▶ Task to complete
Copy each line of the following data that contains "total".

▶ Page and application data records
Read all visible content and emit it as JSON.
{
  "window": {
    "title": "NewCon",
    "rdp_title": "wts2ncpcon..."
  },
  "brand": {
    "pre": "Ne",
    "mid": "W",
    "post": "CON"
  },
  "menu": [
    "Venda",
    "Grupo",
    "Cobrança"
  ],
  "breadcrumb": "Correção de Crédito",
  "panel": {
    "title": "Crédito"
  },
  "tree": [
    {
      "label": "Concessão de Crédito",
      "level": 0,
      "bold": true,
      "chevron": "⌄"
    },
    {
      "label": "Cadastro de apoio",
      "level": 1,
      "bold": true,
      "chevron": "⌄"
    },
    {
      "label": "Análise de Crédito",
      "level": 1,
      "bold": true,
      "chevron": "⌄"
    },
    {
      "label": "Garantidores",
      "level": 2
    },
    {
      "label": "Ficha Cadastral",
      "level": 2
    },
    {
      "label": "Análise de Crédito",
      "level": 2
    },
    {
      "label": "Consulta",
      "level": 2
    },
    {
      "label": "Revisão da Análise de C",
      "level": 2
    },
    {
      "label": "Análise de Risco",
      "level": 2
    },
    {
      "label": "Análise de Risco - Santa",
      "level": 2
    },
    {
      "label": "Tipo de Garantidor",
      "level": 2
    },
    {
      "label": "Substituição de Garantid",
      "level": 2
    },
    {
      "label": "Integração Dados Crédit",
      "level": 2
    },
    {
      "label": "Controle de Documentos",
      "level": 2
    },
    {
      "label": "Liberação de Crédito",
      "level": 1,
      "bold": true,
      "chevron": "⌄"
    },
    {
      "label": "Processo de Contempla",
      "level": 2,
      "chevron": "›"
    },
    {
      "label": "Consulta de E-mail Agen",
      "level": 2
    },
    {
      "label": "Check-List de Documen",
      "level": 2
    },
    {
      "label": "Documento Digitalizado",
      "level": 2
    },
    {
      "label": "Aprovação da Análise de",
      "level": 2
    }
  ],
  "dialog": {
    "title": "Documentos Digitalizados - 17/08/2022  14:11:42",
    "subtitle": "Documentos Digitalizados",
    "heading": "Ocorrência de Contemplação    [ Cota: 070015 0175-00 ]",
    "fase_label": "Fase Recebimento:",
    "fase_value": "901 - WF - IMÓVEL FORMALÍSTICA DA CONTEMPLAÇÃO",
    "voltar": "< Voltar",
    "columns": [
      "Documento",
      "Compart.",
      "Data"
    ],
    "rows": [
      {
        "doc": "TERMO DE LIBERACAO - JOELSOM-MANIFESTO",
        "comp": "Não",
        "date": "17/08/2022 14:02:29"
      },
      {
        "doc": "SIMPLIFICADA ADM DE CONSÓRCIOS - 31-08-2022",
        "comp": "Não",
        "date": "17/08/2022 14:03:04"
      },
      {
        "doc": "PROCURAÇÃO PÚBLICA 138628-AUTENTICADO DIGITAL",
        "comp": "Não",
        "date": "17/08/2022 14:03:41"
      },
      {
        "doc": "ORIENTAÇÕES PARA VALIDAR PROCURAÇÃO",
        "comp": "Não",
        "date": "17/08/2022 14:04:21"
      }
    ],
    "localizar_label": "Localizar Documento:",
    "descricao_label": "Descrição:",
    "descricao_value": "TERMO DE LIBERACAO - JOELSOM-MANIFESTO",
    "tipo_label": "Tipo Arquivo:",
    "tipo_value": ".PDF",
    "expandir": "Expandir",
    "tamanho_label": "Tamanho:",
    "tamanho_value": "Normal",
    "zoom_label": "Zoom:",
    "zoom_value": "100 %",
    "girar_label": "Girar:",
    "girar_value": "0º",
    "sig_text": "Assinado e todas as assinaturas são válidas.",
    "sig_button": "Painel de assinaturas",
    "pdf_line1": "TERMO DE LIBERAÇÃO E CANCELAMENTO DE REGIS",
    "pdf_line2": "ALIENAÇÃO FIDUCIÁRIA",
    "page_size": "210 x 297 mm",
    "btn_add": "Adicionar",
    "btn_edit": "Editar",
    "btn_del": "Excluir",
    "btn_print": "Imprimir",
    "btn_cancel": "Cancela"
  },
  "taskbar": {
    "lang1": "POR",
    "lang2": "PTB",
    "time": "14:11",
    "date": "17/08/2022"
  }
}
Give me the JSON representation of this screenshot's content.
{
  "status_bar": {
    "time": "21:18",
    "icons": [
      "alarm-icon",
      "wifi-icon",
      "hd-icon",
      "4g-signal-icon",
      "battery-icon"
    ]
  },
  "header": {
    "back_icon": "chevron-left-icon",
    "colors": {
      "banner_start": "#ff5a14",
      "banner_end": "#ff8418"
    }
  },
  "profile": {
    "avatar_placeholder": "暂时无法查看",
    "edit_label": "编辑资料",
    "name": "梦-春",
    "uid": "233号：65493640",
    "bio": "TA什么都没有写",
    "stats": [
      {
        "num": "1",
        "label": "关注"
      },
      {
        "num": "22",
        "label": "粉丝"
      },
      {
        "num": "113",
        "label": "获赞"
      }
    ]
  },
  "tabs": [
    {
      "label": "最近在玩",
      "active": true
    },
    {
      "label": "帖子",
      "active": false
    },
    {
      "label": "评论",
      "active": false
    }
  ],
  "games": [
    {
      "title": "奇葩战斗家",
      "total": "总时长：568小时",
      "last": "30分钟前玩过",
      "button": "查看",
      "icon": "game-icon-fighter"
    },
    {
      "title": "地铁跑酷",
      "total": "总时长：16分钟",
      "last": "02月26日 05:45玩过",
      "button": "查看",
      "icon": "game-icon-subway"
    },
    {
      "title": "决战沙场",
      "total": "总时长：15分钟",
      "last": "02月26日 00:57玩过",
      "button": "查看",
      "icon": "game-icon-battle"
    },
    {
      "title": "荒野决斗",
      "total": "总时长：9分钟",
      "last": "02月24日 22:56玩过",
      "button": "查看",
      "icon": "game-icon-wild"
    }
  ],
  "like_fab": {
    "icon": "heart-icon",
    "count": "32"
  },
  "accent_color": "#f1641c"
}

▶ Answer section
      "total": "总时长：568小时",
      "total": "总时长：16分钟",
      "total": "总时长：15分钟",
      "total": "总时长：9分钟",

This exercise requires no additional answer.